__Goal of the exercise__
Your answer must be an exact copy of the records below, with every picture left out.

__Material shown__
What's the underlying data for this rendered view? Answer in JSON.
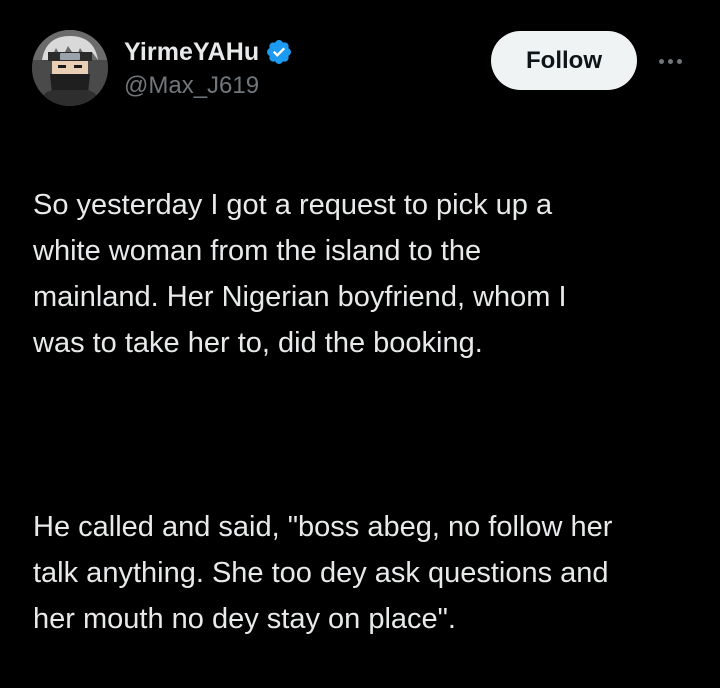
{
  "tweet": {
    "author": {
      "display_name": "YirmeYAHu",
      "handle": "@Max_J619",
      "verified": true,
      "avatar_icon": "masked-ninja-avatar"
    },
    "follow_label": "Follow",
    "more_icon": "more-horizontal-icon",
    "paragraphs": [
      "So yesterday I got a request to pick up a\nwhite woman from the island to the\nmainland. Her Nigerian boyfriend, whom I\nwas to take her to, did the booking.",
      "He called and said, \"boss abeg, no follow her\ntalk anything. She too dey ask questions and\nher mouth no dey stay on place\"."
    ]
  },
  "colors": {
    "background": "#000000",
    "text_primary": "#e7e9ea",
    "text_secondary": "#71767b",
    "verified_blue": "#1d9bf0",
    "follow_bg": "#eff3f4",
    "follow_text": "#0f1419"
  }
}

__Reply to the exercise__
What's the underlying data for this rendered view? Answer in JSON.
{
  "tweet": {
    "author": {
      "display_name": "YirmeYAHu",
      "handle": "@Max_J619",
      "verified": true,
      "avatar_icon": "masked-ninja-avatar"
    },
    "follow_label": "Follow",
    "more_icon": "more-horizontal-icon",
    "paragraphs": [
      "So yesterday I got a request to pick up a\nwhite woman from the island to the\nmainland. Her Nigerian boyfriend, whom I\nwas to take her to, did the booking.",
      "He called and said, \"boss abeg, no follow her\ntalk anything. She too dey ask questions and\nher mouth no dey stay on place\"."
    ]
  },
  "colors": {
    "background": "#000000",
    "text_primary": "#e7e9ea",
    "text_secondary": "#71767b",
    "verified_blue": "#1d9bf0",
    "follow_bg": "#eff3f4",
    "follow_text": "#0f1419"
  }
}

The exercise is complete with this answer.